B.C. scientists scooping killer whale poop to search for DNA

Click to play video: 'New marine research lab opens in West Vancouver'
New marine research lab opens in West Vancouver
Global's Paul Johnson gets a tour of what's billed as a major step forward in research and the preseervation of coastal species like Southern Resident killer whales – Dec 7, 2023

Scientists at the Raincoast Conservation Foundation are sifting through killer whale poop to search for DNA that will shed light on the health of their populations, individual specimens and the ecosystems they live in.

The work is underway at what the foundation describes as a “cutting edge” genetics lab at the Pacific Science Enterprise Centre in West Vancouver — a facility it shares with Fisheries and Oceans Canada.

In partnership with the federal department, the foundation has sequenced the entire genomes of 142 northern resident killer whales, finding insight on their genetic diversity, immune system strength, food choices, and more.

Click to play video: 'Pod of orcas put on stunning show in BC harbour'
Pod of orcas put on stunning show in BC harbour

The team is now comparing that dataset to one for endangered southern resident killer whales that was compiled by the U.S. National Oceanic and Atmospheric Administration. That set suggested a link between high levels of inbreeding and reduced lifespan in the population.

Story continues below advertisement

“With the kind of genetic techniques that we use, we can look at mating systems, we can look at the impact of inbreeding, we can look at the status of the expression of various genes to give us a sense of how healthy the whales are and what challenges they’re facing,” Lance Barrett-Lennard, director of Raincoast’s cetacean conservation research program, told Global News.

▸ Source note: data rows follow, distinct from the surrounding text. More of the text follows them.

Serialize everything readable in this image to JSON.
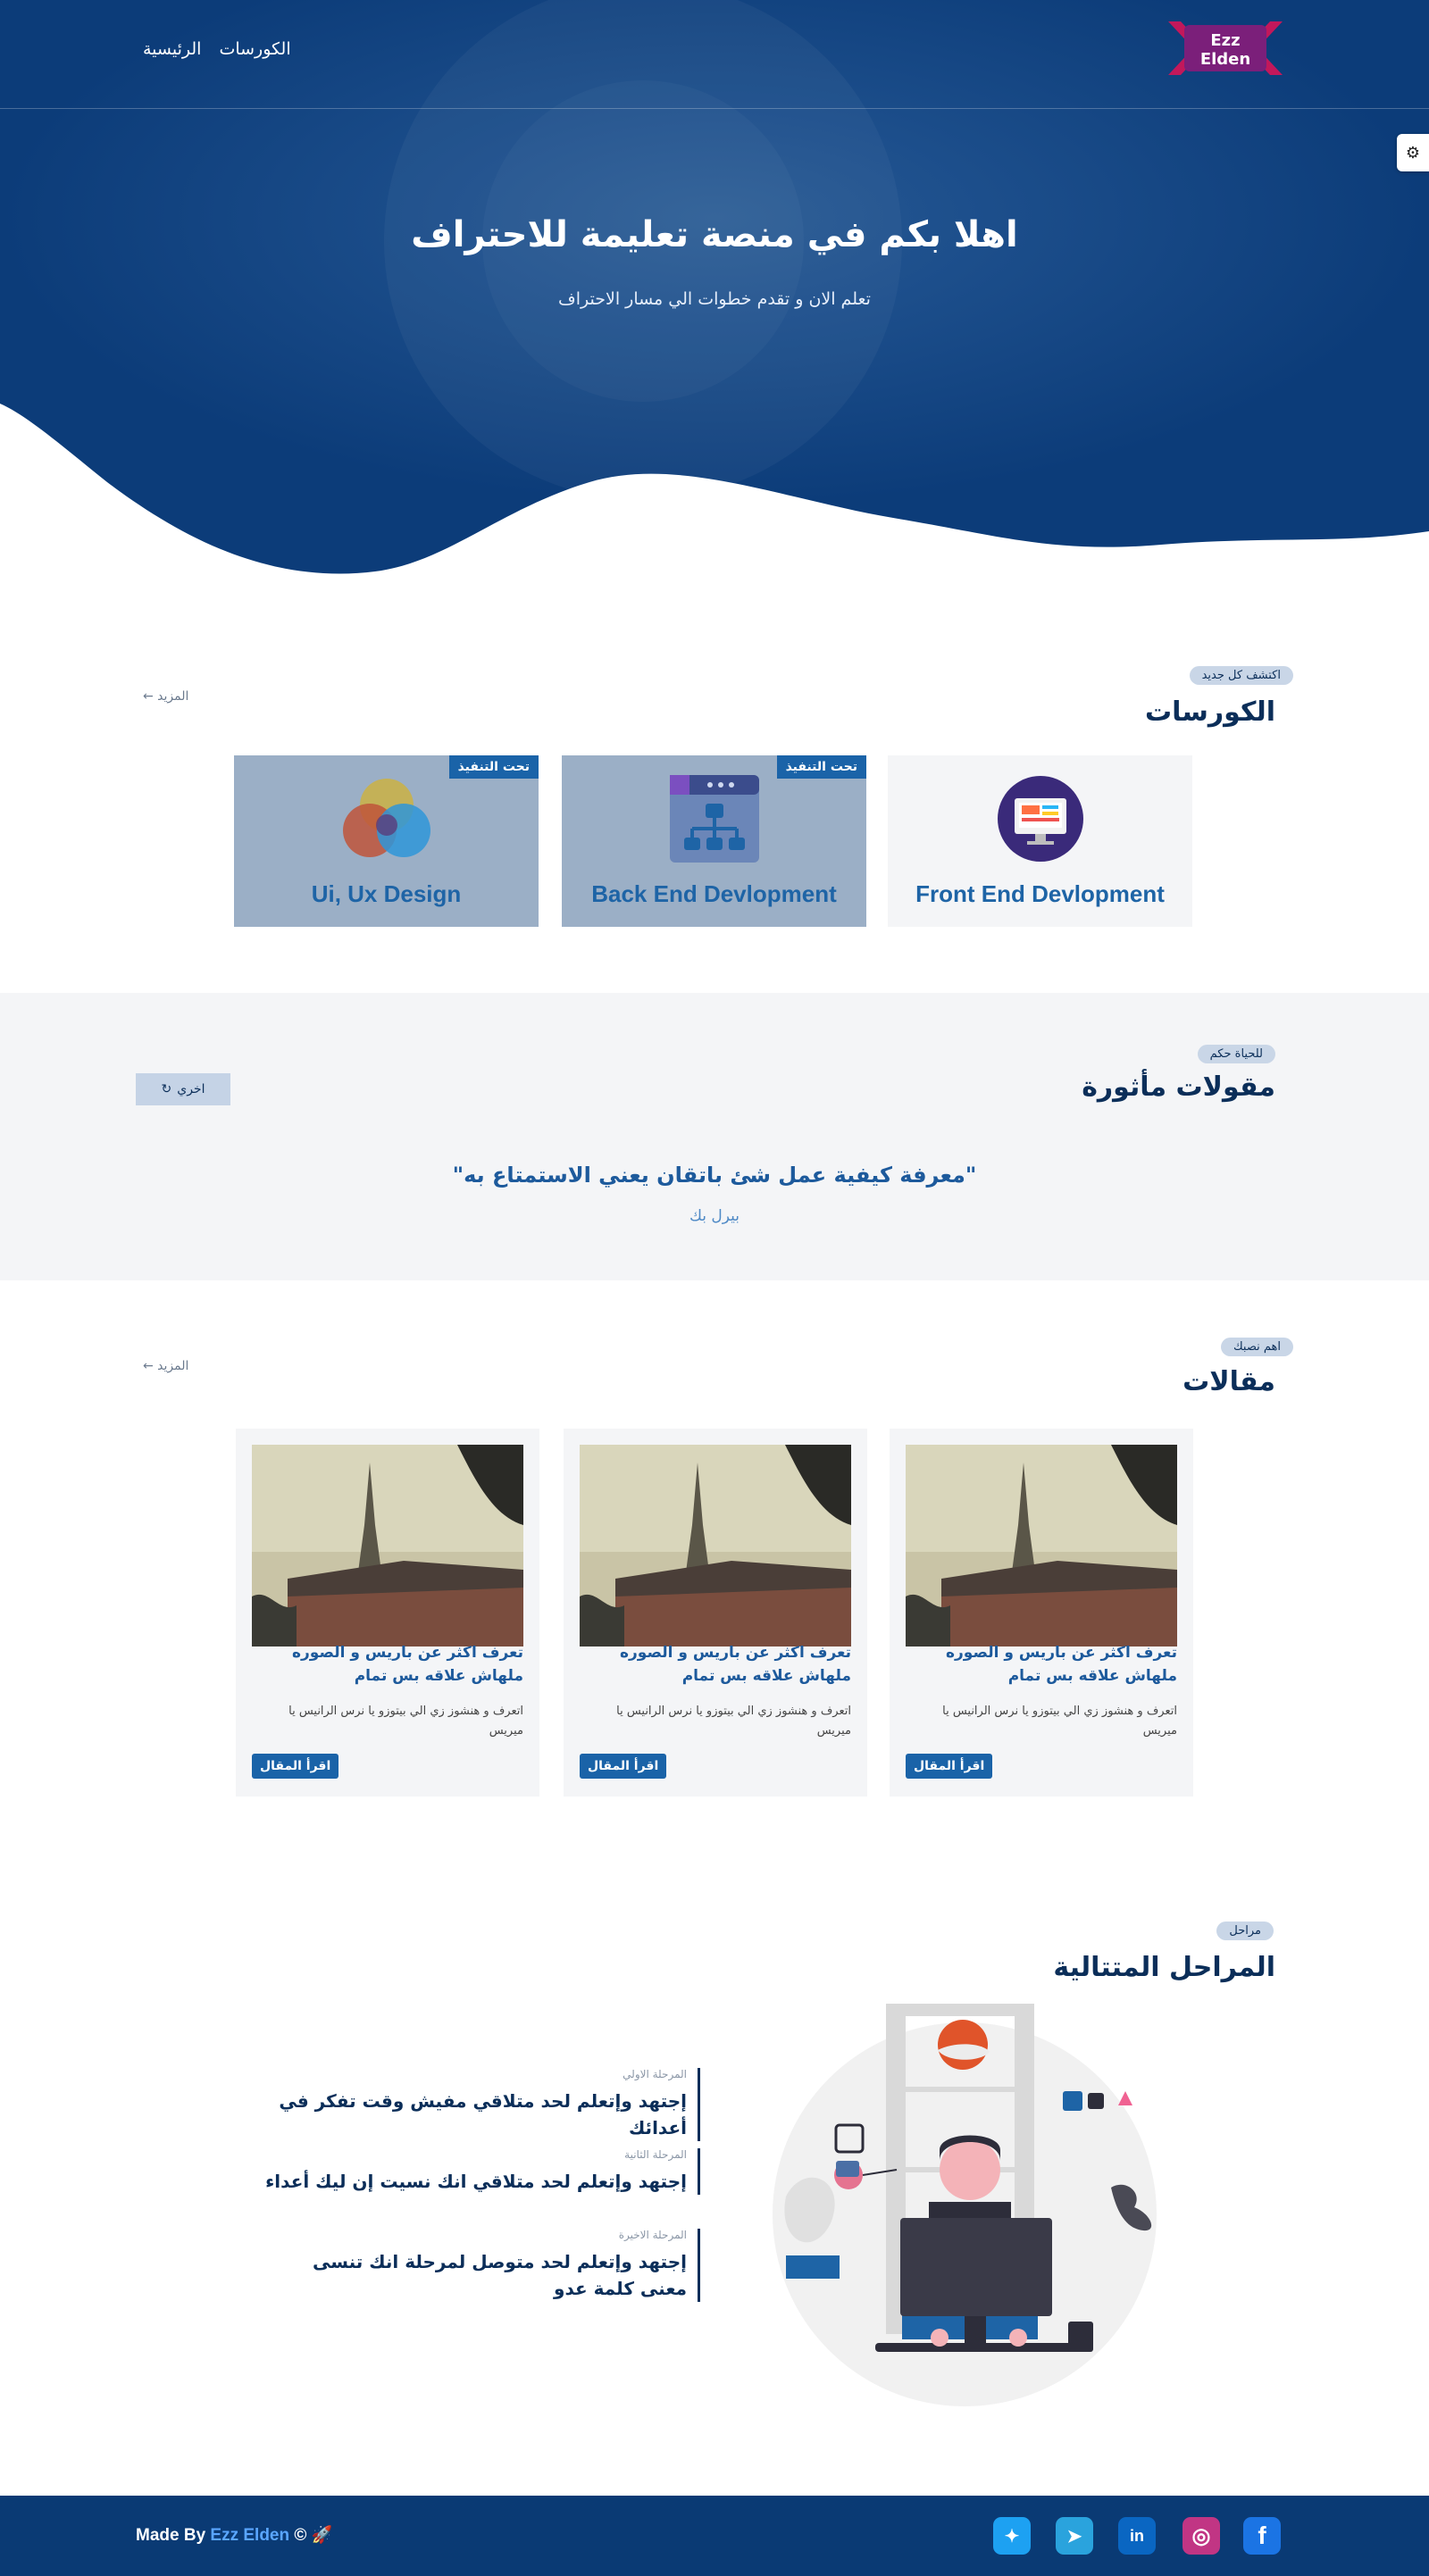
{
  "nav": {
    "home": "الرئيسية",
    "courses": "الكورسات",
    "logo_text": "Ezz Elden"
  },
  "hero": {
    "title": "اهلا بكم في منصة تعليمة للاحتراف",
    "subtitle": "تعلم الان و تقدم خطوات الي مسار الاحتراف"
  },
  "courses_section": {
    "badge": "اكتشف كل جديد",
    "title": "الكورسات",
    "more": "المزيد ←",
    "cards": [
      {
        "title": "Front End Devlopment",
        "tag": "",
        "icon": "monitor-icon"
      },
      {
        "title": "Back End Devlopment",
        "tag": "تحت التنفيذ",
        "icon": "network-icon"
      },
      {
        "title": "Ui, Ux Design",
        "tag": "تحت التنفيذ",
        "icon": "color-circles-icon"
      }
    ]
  },
  "quotes_section": {
    "badge": "للحياة حكم",
    "title": "مقولات مأثورة",
    "other": "اخري",
    "quote": "\"معرفة كيفية عمل شئ باتقان يعني الاستمتاع به\"",
    "author": "بيرل بك"
  },
  "articles_section": {
    "badge": "اهم نصبك",
    "title": "مقالات",
    "more": "المزيد ←",
    "cards": [
      {
        "title": "تعرف اكثر عن باريس و الصوره ملهاش علاقه بس تمام",
        "desc": "اتعرف و هنشوز زي الي بيتوزو يا نرس الرانيس يا ميريس",
        "button": "اقرأ المقال"
      },
      {
        "title": "تعرف اكثر عن باريس و الصوره ملهاش علاقه بس تمام",
        "desc": "اتعرف و هنشوز زي الي بيتوزو يا نرس الرانيس يا ميريس",
        "button": "اقرأ المقال"
      },
      {
        "title": "تعرف اكثر عن باريس و الصوره ملهاش علاقه بس تمام",
        "desc": "اتعرف و هنشوز زي الي بيتوزو يا نرس الرانيس يا ميريس",
        "button": "اقرأ المقال"
      }
    ]
  },
  "stages_section": {
    "badge": "مراحل",
    "title": "المراحل المتتالية",
    "steps": [
      {
        "label": "المرحلة الاولي",
        "text": "إجتهد وإتعلم لحد متلاقي مفيش وقت تفكر في أعدائك"
      },
      {
        "label": "المرحلة الثانية",
        "text": "إجتهد وإتعلم لحد متلاقي انك نسيت إن ليك أعداء"
      },
      {
        "label": "المرحلة الاخيرة",
        "text": "إجتهد وإتعلم لحد متوصل لمرحلة انك تنسى معنى كلمة عدو"
      }
    ]
  },
  "footer": {
    "made_by": "Made By",
    "name": "Ezz Elden",
    "suffix": "© 🚀",
    "social": [
      {
        "name": "facebook-icon",
        "glyph": "f",
        "color": "#1b74e4"
      },
      {
        "name": "instagram-icon",
        "glyph": "◎",
        "color": "#c13584"
      },
      {
        "name": "linkedin-icon",
        "glyph": "in",
        "color": "#0a66c2"
      },
      {
        "name": "telegram-icon",
        "glyph": "➤",
        "color": "#2aa3dd"
      },
      {
        "name": "twitter-icon",
        "glyph": "✦",
        "color": "#1da1f2"
      }
    ]
  },
  "colors": {
    "primary": "#0b3a78",
    "accent": "#1a63a8",
    "light": "#f4f5f7"
  }
}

Get the day's top news, political, economic, and current affairs headlines, delivered to your inbox once a day.

Get daily National news

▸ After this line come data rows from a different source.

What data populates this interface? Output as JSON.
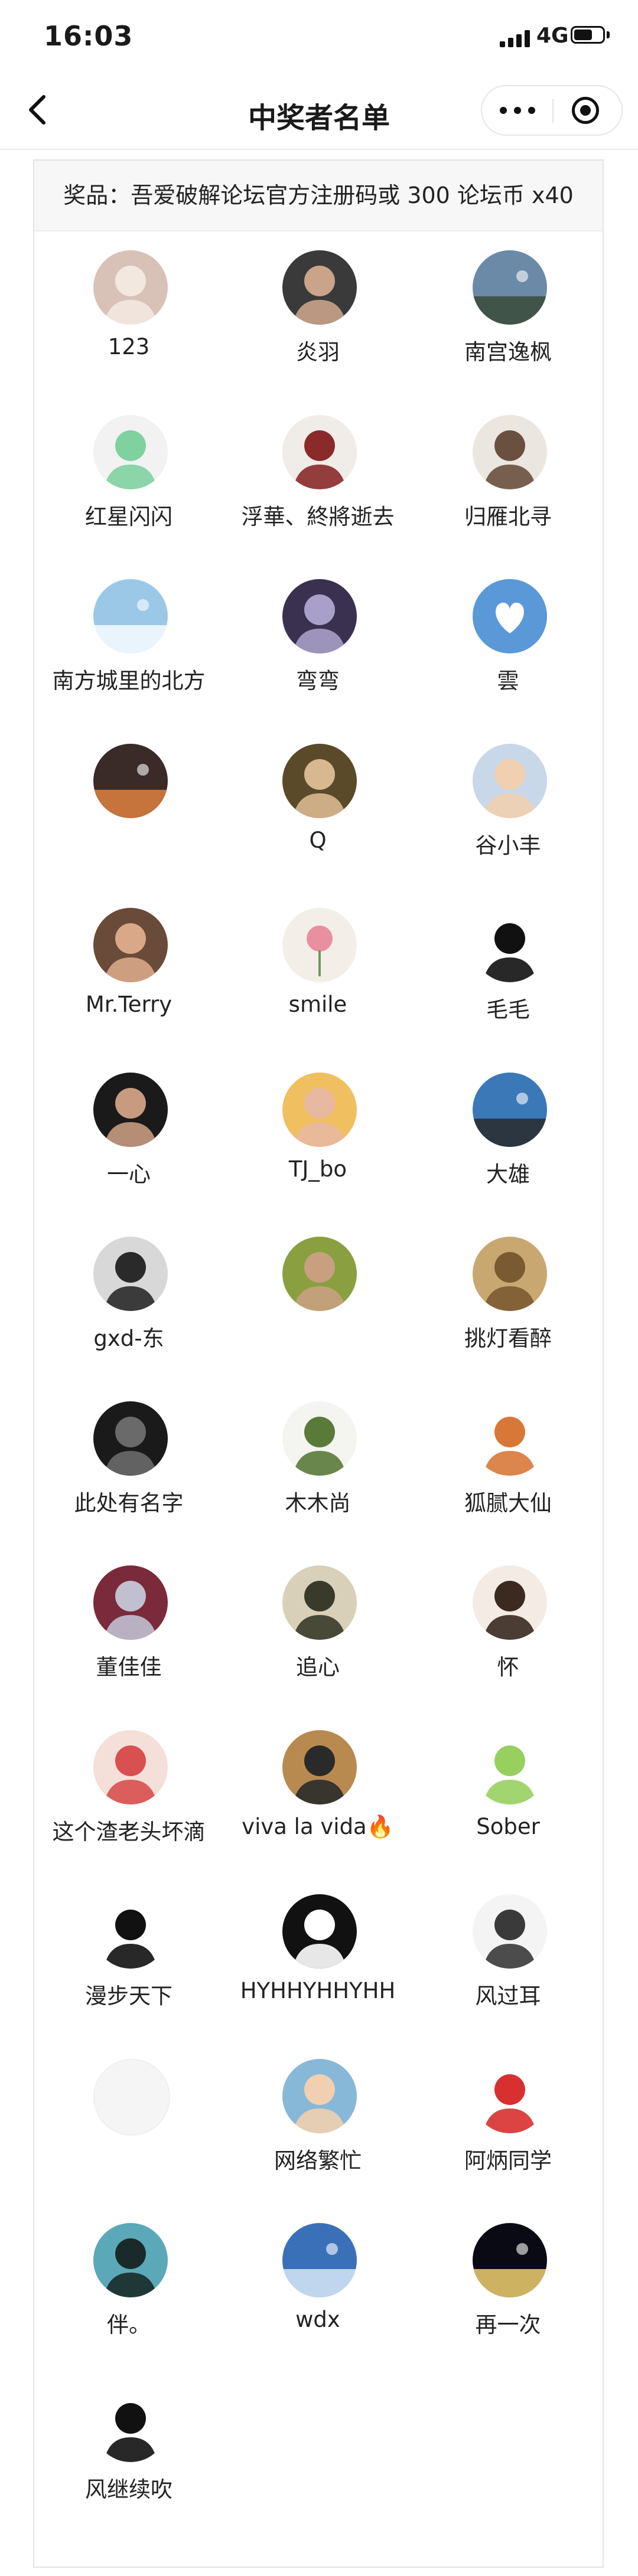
{
  "status": {
    "time": "16:03",
    "network": "4G"
  },
  "nav": {
    "title": "中奖者名单"
  },
  "prize": "奖品：吾爱破解论坛官方注册码或 300 论坛币 x40",
  "colors": {
    "accent": "#111111",
    "panel_border": "#e4e4e4",
    "prize_bg": "#f7f7f7"
  },
  "winners": [
    {
      "name": "123",
      "avatar": {
        "bg": "#d8c2b8",
        "fg": "#f3e8e0",
        "icon": "pig-avatar"
      }
    },
    {
      "name": "炎羽",
      "avatar": {
        "bg": "#3a3a3a",
        "fg": "#c9a38a",
        "icon": "person-avatar"
      }
    },
    {
      "name": "南宫逸枫",
      "avatar": {
        "bg": "#6a8aa8",
        "fg": "#3a4a3a",
        "icon": "landscape-avatar"
      }
    },
    {
      "name": "红星闪闪",
      "avatar": {
        "bg": "#f2f2f2",
        "fg": "#7fd1a0",
        "icon": "bunny-avatar"
      }
    },
    {
      "name": "浮華、終將逝去",
      "avatar": {
        "bg": "#f0ece8",
        "fg": "#8a2a2a",
        "icon": "anime-avatar"
      }
    },
    {
      "name": "归雁北寻",
      "avatar": {
        "bg": "#ece6e0",
        "fg": "#6a5040",
        "icon": "anime-girl-avatar"
      }
    },
    {
      "name": "南方城里的北方",
      "avatar": {
        "bg": "#9cc8e8",
        "fg": "#f8fbff",
        "icon": "sky-avatar"
      }
    },
    {
      "name": "弯弯",
      "avatar": {
        "bg": "#3a3050",
        "fg": "#a8a0c8",
        "icon": "anime-avatar"
      }
    },
    {
      "name": "雲",
      "avatar": {
        "bg": "#5a98d8",
        "fg": "#ffffff",
        "icon": "heart-cloud-avatar"
      }
    },
    {
      "name": "",
      "avatar": {
        "bg": "#3a2a28",
        "fg": "#e08040",
        "icon": "sunset-avatar"
      }
    },
    {
      "name": "Q",
      "avatar": {
        "bg": "#5a4a2a",
        "fg": "#d8b890",
        "icon": "person-avatar"
      }
    },
    {
      "name": "谷小丰",
      "avatar": {
        "bg": "#c8d8e8",
        "fg": "#f0d0b0",
        "icon": "baby-avatar"
      }
    },
    {
      "name": "Mr.Terry",
      "avatar": {
        "bg": "#6a4a38",
        "fg": "#d8a888",
        "icon": "couple-avatar"
      }
    },
    {
      "name": "smile",
      "avatar": {
        "bg": "#f4eee8",
        "fg": "#e890a0",
        "icon": "flower-avatar"
      }
    },
    {
      "name": "毛毛",
      "avatar": {
        "bg": "#ffffff",
        "fg": "#111111",
        "icon": "meme-face-avatar"
      }
    },
    {
      "name": "一心",
      "avatar": {
        "bg": "#1a1a1a",
        "fg": "#c89a80",
        "icon": "person-avatar"
      }
    },
    {
      "name": "TJ_bo",
      "avatar": {
        "bg": "#f0c060",
        "fg": "#e8b8a0",
        "icon": "glasses-avatar"
      }
    },
    {
      "name": "大雄",
      "avatar": {
        "bg": "#3a78b8",
        "fg": "#2a2a2a",
        "icon": "beach-avatar"
      }
    },
    {
      "name": "gxd-东",
      "avatar": {
        "bg": "#d8d8d8",
        "fg": "#2a2a2a",
        "icon": "person-avatar"
      }
    },
    {
      "name": "",
      "avatar": {
        "bg": "#8aa040",
        "fg": "#c8a080",
        "icon": "cartoon-avatar"
      }
    },
    {
      "name": "挑灯看醉",
      "avatar": {
        "bg": "#c8a870",
        "fg": "#7a5a30",
        "icon": "portrait-avatar"
      }
    },
    {
      "name": "此处有名字",
      "avatar": {
        "bg": "#1a1a1a",
        "fg": "#6a6a6a",
        "icon": "person-avatar"
      }
    },
    {
      "name": "木木尚",
      "avatar": {
        "bg": "#f4f4f0",
        "fg": "#5a7a3a",
        "icon": "cartoon-avatar"
      }
    },
    {
      "name": "狐腻大仙",
      "avatar": {
        "bg": "#ffffff",
        "fg": "#d87838",
        "icon": "fox-avatar"
      }
    },
    {
      "name": "董佳佳",
      "avatar": {
        "bg": "#7a2a3a",
        "fg": "#c0c0d0",
        "icon": "ultraman-avatar"
      }
    },
    {
      "name": "追心",
      "avatar": {
        "bg": "#d8d0b8",
        "fg": "#3a3a2a",
        "icon": "calligraphy-avatar"
      }
    },
    {
      "name": "怀",
      "avatar": {
        "bg": "#f4ece4",
        "fg": "#3a2a20",
        "icon": "cartoon-boy-avatar"
      }
    },
    {
      "name": "这个渣老头坏滴",
      "avatar": {
        "bg": "#f4e0d8",
        "fg": "#d85050",
        "icon": "cartoon-avatar"
      }
    },
    {
      "name": "viva la vida🔥",
      "avatar": {
        "bg": "#b88a50",
        "fg": "#2a2a2a",
        "icon": "person-avatar"
      }
    },
    {
      "name": "Sober",
      "avatar": {
        "bg": "#ffffff",
        "fg": "#98d060",
        "icon": "dino-avatar"
      }
    },
    {
      "name": "漫步天下",
      "avatar": {
        "bg": "#ffffff",
        "fg": "#111111",
        "icon": "panda-meme-avatar"
      }
    },
    {
      "name": "HYHHYHHYHH",
      "avatar": {
        "bg": "#111111",
        "fg": "#ffffff",
        "icon": "text-meme-avatar"
      }
    },
    {
      "name": "风过耳",
      "avatar": {
        "bg": "#f4f4f4",
        "fg": "#3a3a3a",
        "icon": "sketch-boy-avatar"
      }
    },
    {
      "name": "",
      "avatar": {
        "bg": "#f5f5f5",
        "fg": "#f5f5f5",
        "icon": "blank-avatar"
      }
    },
    {
      "name": "网络繁忙",
      "avatar": {
        "bg": "#88b8d8",
        "fg": "#f0d0b0",
        "icon": "baby-avatar"
      }
    },
    {
      "name": "阿炳同学",
      "avatar": {
        "bg": "#ffffff",
        "fg": "#d83030",
        "icon": "santa-avatar"
      }
    },
    {
      "name": "伴。",
      "avatar": {
        "bg": "#5aa8b8",
        "fg": "#1a2a2a",
        "icon": "silhouette-avatar"
      }
    },
    {
      "name": "wdx",
      "avatar": {
        "bg": "#3a70b8",
        "fg": "#d8e8f8",
        "icon": "road-avatar"
      }
    },
    {
      "name": "再一次",
      "avatar": {
        "bg": "#0a0a14",
        "fg": "#f0d070",
        "icon": "night-road-avatar"
      }
    },
    {
      "name": "风继续吹",
      "avatar": {
        "bg": "#ffffff",
        "fg": "#111111",
        "icon": "panda-avatar"
      }
    }
  ]
}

Get the day's top news, political, economic, and current affairs headlines, delivered to your inbox once a day.
By providing your email address, you have read and agree to Global News' Terms and Conditions and Privacy Policy.

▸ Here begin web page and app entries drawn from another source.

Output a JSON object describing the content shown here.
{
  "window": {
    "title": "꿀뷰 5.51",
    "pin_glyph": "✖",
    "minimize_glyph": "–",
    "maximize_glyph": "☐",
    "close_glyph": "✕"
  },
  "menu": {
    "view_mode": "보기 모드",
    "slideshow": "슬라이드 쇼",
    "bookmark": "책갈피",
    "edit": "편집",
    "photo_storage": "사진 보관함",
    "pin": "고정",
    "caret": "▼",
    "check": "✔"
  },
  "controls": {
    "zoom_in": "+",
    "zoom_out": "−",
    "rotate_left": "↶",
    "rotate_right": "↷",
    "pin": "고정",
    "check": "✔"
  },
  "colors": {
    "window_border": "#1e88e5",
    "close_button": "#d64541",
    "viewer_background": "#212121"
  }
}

Barrett-Lennard said the lab has so many skin samples as well, the team is sometimes able to match them with a fecal sample and determine which group the individual belongs to. Within the poop, there’s also a wealth of information about its prey, he added.

Click to play video: 'Alaskan Chinook salmon fishery closed by U.S. federal judge'
Alaskan Chinook salmon fishery closed by U.S. federal judge

Fecal matter can even reveal where the prey — salmon, for example — came from off the coast of B.C., added Raincoast research scientist Adam Warner.

“We know that (southern resident killer whales) really prefer Chinook salmon as as their food source of choice,” Warner explained, “but we do see … some other species consumed at different times of the year.

Story continues below advertisement

“A sample I was working with just the other day — it looked like it consumes quite a bit of sablefish. That’s something that came up a few years ago from some observational studies and we’re seeing that through the fecal material as well.”

Click to play video: 'Rare video shows orcas attacking adult gray whales'
Rare video shows orcas attacking adult gray whales

Conservationists, scientists and whale watchers estimate there are just 74 southern resident killer whales left, compared to more than 300 northern residents and 400 Bigg’s killer whales — their mammal-eating cousins.

To collect their poop, crews essentially follow them around at a distance and later, scoop it up out of the water.

The team hopes their findings could contribute to meaningful policy changes to help conserve these whales — particularly the southern resident.

Click to play video: 'Orcas spotted at Vancouver beach'
Orcas spotted at Vancouver beach

“We’re hoping to do some more studies using DNA to look at how genes are affected from different contaminant responses and environmental changes,” said Warner.

Story continues below advertisement

“There’s some sort of newer DNA sequencing technology that’s out there now where you can look at methylation of DNA and see how that’s changed — basically how genes are expressed or how much protein product is made of a gene.”

Methylation is a chemical modification of the DNA and other molecules, which may be retained as cells that then divide to make more cells.

“From some of our samples, we can look at contaminant levels that are in the killer whale and then match that to methylation levels, so that’s something that we’re hoping to investigate with a future study,” Warner said.

— with files from Paul Johnson

Sign up to receive newsletters and breaking news email alerts.

Sponsored content